[Aim of the task] What is the number of lines in these records that hold the word "freelivematch"? Reply with that number alone.

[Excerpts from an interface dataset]
################
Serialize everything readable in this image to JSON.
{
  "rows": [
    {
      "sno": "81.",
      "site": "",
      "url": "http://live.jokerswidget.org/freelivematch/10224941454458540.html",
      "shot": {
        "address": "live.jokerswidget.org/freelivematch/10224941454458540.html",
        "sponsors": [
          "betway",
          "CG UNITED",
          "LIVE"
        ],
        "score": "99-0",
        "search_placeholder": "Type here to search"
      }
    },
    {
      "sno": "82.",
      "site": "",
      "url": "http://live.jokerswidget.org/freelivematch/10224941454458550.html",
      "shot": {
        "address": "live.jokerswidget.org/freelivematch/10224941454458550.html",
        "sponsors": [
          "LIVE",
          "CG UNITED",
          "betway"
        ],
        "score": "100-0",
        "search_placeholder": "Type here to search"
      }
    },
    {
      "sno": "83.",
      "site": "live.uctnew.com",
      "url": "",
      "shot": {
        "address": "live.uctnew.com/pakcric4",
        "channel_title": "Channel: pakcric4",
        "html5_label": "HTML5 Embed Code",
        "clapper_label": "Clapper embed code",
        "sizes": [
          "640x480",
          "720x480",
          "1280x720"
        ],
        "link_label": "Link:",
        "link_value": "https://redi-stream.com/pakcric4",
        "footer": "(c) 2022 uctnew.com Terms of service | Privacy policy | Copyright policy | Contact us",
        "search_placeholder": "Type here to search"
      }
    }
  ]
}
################
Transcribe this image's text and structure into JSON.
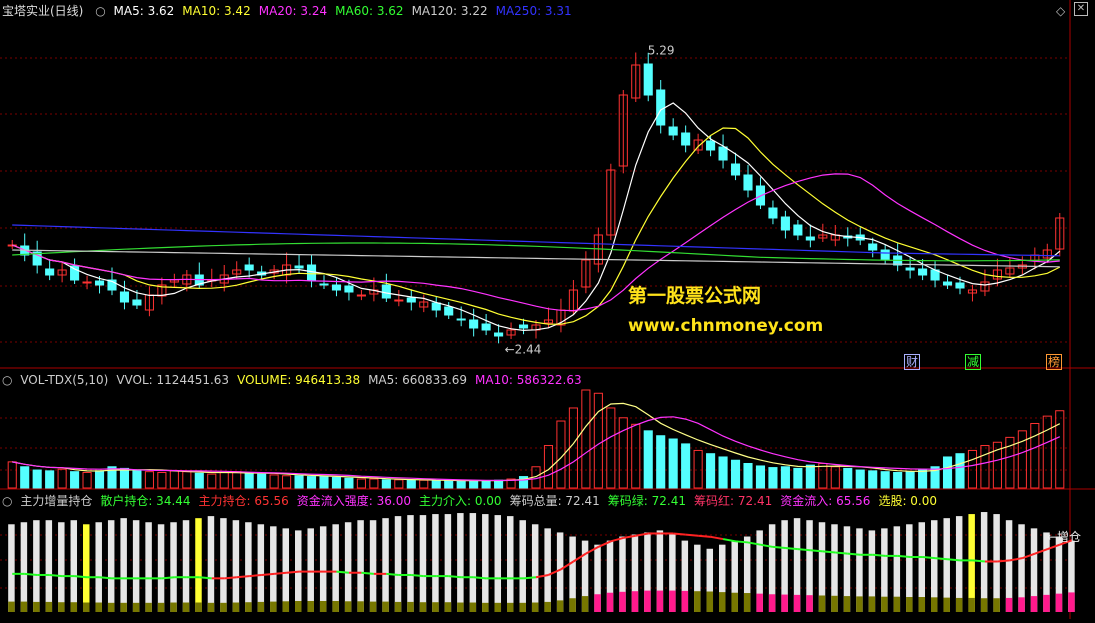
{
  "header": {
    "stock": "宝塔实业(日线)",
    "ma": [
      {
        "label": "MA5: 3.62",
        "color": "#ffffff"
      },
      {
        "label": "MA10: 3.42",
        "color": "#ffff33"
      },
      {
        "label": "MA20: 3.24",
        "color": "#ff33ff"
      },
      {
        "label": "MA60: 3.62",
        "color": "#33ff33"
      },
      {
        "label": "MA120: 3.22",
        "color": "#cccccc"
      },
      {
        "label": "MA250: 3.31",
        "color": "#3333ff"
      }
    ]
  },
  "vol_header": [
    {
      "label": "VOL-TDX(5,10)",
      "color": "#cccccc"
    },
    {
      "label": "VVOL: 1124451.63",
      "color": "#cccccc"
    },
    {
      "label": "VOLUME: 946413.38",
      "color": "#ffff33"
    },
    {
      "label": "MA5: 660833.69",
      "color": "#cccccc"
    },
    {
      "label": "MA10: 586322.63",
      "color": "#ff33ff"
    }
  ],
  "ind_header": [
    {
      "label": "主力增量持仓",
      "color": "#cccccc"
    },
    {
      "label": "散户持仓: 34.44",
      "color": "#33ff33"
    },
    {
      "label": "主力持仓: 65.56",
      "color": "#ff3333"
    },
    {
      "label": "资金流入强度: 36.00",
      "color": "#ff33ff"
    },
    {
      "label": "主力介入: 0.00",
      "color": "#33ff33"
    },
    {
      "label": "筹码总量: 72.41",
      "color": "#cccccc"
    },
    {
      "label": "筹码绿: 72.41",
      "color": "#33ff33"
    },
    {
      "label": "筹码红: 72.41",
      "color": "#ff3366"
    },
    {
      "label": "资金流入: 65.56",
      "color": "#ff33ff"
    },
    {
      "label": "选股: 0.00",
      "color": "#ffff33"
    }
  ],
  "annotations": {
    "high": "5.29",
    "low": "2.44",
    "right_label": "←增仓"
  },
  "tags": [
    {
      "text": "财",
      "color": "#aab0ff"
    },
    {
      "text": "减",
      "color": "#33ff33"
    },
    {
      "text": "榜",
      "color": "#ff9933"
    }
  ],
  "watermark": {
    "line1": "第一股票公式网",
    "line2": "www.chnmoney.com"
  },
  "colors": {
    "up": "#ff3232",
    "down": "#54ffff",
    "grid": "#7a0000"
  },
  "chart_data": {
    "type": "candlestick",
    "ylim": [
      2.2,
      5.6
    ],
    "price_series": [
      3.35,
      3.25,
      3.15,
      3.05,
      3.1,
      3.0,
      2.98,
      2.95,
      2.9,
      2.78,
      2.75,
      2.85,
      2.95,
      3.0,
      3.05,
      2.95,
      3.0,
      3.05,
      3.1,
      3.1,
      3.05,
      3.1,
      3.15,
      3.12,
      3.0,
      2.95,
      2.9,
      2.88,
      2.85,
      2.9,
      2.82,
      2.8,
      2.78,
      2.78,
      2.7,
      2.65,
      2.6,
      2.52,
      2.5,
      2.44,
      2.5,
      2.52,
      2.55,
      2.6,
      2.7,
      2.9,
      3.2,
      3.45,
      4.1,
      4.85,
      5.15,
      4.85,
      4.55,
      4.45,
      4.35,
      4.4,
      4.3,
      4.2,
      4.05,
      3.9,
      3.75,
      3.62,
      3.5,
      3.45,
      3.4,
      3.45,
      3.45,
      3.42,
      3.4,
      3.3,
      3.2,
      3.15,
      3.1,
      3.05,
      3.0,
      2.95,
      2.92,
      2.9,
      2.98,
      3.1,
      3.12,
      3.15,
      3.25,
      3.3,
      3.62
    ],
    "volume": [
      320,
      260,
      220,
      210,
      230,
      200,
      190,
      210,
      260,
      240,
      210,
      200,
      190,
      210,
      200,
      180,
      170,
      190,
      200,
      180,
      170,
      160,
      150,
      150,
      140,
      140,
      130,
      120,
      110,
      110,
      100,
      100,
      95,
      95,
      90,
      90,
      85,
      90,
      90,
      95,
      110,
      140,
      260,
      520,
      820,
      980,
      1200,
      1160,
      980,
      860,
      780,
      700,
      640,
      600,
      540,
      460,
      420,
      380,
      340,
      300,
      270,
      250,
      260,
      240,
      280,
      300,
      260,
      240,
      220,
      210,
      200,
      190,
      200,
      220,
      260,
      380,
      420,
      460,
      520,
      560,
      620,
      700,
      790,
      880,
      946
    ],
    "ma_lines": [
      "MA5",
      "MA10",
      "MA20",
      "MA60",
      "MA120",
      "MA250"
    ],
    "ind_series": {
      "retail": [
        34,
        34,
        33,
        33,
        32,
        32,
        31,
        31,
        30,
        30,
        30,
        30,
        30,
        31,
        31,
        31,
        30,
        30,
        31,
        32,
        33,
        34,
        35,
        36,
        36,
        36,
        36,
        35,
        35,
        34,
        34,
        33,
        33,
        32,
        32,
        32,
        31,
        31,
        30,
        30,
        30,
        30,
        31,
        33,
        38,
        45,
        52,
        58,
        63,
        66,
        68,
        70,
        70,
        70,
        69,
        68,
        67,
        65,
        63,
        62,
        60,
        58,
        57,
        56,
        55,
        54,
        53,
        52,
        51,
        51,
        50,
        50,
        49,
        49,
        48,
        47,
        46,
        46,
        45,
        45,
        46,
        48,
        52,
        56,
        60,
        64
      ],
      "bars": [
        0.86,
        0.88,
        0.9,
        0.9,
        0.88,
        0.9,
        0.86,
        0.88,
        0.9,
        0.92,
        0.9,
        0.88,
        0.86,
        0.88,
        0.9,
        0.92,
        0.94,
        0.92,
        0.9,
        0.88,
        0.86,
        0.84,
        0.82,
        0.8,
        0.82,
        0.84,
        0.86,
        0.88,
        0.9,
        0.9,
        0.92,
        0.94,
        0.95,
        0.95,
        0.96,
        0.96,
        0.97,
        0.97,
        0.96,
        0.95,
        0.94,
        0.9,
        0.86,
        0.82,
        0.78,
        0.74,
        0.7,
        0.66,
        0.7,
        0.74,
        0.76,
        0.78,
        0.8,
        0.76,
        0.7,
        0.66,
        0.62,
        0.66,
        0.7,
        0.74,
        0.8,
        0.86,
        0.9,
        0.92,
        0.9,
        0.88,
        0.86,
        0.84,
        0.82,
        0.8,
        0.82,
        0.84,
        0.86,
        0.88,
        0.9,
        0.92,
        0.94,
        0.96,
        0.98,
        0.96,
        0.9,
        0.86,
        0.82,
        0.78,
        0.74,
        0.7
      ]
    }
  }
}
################
[Output below] 4